Alex's Blog: Canada’s Dangerously Distorted Tax Conversation

“(In)visible Dialogue”. Installation by Wang King Road. 2011. Wikipedia Commons. (This post was written by Alex and Jordan Himelfarb; an abridged version appeared in the Star here.) We don’t like paying taxes. This is not big news: we don’t much like paying any bills, and there’s probably never been a time when we didn’t grumble ...

Alex's Blog: Canada’s Dangerously Distorted Tax Conversation

“(In)visible Dialogue”. Installation by Wang King Road. 2011. Wikipedia Commons. (This post was written by Alex and Jordan Himelfarb; an abridged version appeared in the Star here.) We don’t like paying taxes. This is not big news: we don’t much like paying any bills, and there’s probably never been a time when we didn’t grumble ...

Accidental Deliberations: Wednesday Morning Links
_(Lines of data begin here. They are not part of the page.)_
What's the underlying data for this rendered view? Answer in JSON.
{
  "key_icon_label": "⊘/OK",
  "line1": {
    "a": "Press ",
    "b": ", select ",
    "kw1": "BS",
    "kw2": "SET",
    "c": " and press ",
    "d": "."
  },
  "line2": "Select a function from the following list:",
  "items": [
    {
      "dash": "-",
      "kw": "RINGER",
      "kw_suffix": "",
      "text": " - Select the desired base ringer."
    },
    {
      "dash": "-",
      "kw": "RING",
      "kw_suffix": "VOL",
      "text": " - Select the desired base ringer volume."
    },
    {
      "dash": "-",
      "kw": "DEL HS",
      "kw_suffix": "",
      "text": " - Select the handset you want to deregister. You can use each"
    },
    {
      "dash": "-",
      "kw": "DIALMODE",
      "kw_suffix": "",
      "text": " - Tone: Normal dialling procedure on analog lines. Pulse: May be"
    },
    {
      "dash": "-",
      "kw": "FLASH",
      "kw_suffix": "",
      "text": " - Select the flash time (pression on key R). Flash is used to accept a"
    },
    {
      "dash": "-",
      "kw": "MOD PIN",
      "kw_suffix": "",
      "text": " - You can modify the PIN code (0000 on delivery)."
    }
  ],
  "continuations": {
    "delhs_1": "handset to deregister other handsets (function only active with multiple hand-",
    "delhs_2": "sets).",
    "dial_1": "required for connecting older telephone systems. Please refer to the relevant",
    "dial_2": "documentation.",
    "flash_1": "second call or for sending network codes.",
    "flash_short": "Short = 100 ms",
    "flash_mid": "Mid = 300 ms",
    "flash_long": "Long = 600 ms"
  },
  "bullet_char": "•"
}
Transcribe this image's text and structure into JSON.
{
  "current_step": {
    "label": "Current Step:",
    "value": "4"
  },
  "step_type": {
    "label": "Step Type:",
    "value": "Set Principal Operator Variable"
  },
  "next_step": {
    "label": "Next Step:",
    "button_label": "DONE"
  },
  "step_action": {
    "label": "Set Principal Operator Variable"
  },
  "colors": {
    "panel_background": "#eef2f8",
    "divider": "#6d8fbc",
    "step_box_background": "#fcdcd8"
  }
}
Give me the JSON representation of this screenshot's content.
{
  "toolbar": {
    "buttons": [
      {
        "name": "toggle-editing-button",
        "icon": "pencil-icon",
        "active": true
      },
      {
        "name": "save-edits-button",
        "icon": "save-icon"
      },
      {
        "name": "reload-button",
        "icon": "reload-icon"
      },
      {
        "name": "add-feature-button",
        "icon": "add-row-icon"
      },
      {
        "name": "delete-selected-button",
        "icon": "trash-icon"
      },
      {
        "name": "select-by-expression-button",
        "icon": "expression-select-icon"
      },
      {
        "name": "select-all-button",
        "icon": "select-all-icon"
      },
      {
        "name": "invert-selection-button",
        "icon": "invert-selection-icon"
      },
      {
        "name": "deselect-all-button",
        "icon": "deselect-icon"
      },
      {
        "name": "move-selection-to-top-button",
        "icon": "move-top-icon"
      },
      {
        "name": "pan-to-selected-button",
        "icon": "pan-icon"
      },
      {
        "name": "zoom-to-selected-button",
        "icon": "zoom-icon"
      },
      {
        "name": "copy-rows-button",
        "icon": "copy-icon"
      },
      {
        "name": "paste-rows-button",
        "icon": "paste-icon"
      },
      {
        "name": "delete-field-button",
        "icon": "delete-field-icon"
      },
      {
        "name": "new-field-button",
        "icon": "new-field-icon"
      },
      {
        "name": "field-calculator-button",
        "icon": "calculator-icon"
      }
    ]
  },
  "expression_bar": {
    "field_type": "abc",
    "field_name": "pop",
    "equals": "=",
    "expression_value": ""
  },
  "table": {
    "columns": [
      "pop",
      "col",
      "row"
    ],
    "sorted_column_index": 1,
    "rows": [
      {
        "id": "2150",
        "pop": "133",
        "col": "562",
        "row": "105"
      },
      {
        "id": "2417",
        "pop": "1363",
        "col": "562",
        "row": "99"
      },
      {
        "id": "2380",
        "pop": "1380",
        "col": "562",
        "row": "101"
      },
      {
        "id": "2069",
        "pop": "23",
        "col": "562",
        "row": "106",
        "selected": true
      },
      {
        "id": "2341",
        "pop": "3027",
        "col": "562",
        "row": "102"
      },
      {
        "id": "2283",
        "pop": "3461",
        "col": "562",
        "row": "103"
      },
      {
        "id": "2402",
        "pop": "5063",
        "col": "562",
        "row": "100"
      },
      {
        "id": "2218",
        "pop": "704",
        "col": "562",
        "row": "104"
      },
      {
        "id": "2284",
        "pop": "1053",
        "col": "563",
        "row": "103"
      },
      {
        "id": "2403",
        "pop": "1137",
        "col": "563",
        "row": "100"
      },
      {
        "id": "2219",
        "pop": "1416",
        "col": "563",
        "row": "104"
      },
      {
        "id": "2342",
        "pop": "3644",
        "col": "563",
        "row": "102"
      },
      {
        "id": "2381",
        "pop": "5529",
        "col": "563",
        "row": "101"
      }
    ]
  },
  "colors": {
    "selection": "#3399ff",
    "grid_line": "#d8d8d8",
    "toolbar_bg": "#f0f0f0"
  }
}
Miscellaneous material for your mid-week reading. – Thomas Walkom writes that yesterday’s minor tinkering aside, the goal of the Cons’ temporary foreign worker program is still to drive down Canadian wages. And Miles Corak argues that the resulting distortion of employment markets shouldn’t be any more acceptable to a libertarian than a progressive: Flooding the ...

Accidental Deliberations: Thursday Morning Links

This and that for your Thursday reading. – Thomas Walkom makes the point that the hysterical response from Brad Wall and others can’t mask the fact that Thomas Mulcair is right in his analysis of the effect of a high, resource-driven dollar: Mulcair’s solution is hardly radical. He argues that the petroleum industry currently does ...